-- Work to complete --
Set down every record once more, exactly as given.

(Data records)
***
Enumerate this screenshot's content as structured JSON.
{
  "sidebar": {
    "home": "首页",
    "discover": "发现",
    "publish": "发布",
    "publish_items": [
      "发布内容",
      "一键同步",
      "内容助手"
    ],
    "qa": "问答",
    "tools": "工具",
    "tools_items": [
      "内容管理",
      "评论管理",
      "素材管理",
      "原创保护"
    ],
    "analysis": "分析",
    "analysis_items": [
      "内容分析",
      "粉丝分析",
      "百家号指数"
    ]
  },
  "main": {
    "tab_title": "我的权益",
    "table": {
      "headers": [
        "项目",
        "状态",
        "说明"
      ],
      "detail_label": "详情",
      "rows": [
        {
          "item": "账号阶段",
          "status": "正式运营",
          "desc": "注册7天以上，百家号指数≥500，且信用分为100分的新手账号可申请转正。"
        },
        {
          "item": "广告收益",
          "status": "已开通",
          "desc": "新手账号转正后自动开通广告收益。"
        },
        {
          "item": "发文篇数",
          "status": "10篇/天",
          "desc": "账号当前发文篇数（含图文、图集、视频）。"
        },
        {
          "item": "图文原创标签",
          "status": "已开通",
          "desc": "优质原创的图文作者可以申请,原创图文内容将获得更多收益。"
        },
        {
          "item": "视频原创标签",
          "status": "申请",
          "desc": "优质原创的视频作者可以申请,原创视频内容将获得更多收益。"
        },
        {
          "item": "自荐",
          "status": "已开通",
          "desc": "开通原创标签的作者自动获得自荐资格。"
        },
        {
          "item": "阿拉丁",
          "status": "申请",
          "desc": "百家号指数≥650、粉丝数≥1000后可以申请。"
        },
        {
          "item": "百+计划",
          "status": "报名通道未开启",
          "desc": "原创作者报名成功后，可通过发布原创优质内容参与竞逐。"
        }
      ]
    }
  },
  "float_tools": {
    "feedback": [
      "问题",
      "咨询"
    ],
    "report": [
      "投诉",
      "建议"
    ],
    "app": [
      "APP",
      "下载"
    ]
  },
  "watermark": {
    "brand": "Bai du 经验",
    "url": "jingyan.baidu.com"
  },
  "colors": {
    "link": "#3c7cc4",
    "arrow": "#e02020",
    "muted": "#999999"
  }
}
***
-- Exercise solution --
Enumerate this screenshot's content as structured JSON.
{
  "sidebar": {
    "home": "首页",
    "discover": "发现",
    "publish": "发布",
    "publish_items": [
      "发布内容",
      "一键同步",
      "内容助手"
    ],
    "qa": "问答",
    "tools": "工具",
    "tools_items": [
      "内容管理",
      "评论管理",
      "素材管理",
      "原创保护"
    ],
    "analysis": "分析",
    "analysis_items": [
      "内容分析",
      "粉丝分析",
      "百家号指数"
    ]
  },
  "main": {
    "tab_title": "我的权益",
    "table": {
      "headers": [
        "项目",
        "状态",
        "说明"
      ],
      "detail_label": "详情",
      "rows": [
        {
          "item": "账号阶段",
          "status": "正式运营",
          "desc": "注册7天以上，百家号指数≥500，且信用分为100分的新手账号可申请转正。"
        },
        {
          "item": "广告收益",
          "status": "已开通",
          "desc": "新手账号转正后自动开通广告收益。"
        },
        {
          "item": "发文篇数",
          "status": "10篇/天",
          "desc": "账号当前发文篇数（含图文、图集、视频）。"
        },
        {
          "item": "图文原创标签",
          "status": "已开通",
          "desc": "优质原创的图文作者可以申请,原创图文内容将获得更多收益。"
        },
        {
          "item": "视频原创标签",
          "status": "申请",
          "desc": "优质原创的视频作者可以申请,原创视频内容将获得更多收益。"
        },
        {
          "item": "自荐",
          "status": "已开通",
          "desc": "开通原创标签的作者自动获得自荐资格。"
        },
        {
          "item": "阿拉丁",
          "status": "申请",
          "desc": "百家号指数≥650、粉丝数≥1000后可以申请。"
        },
        {
          "item": "百+计划",
          "status": "报名通道未开启",
          "desc": "原创作者报名成功后，可通过发布原创优质内容参与竞逐。"
        }
      ]
    }
  },
  "float_tools": {
    "feedback": [
      "问题",
      "咨询"
    ],
    "report": [
      "投诉",
      "建议"
    ],
    "app": [
      "APP",
      "下载"
    ]
  },
  "watermark": {
    "brand": "Bai du 经验",
    "url": "jingyan.baidu.com"
  },
  "colors": {
    "link": "#3c7cc4",
    "arrow": "#e02020",
    "muted": "#999999"
  }
}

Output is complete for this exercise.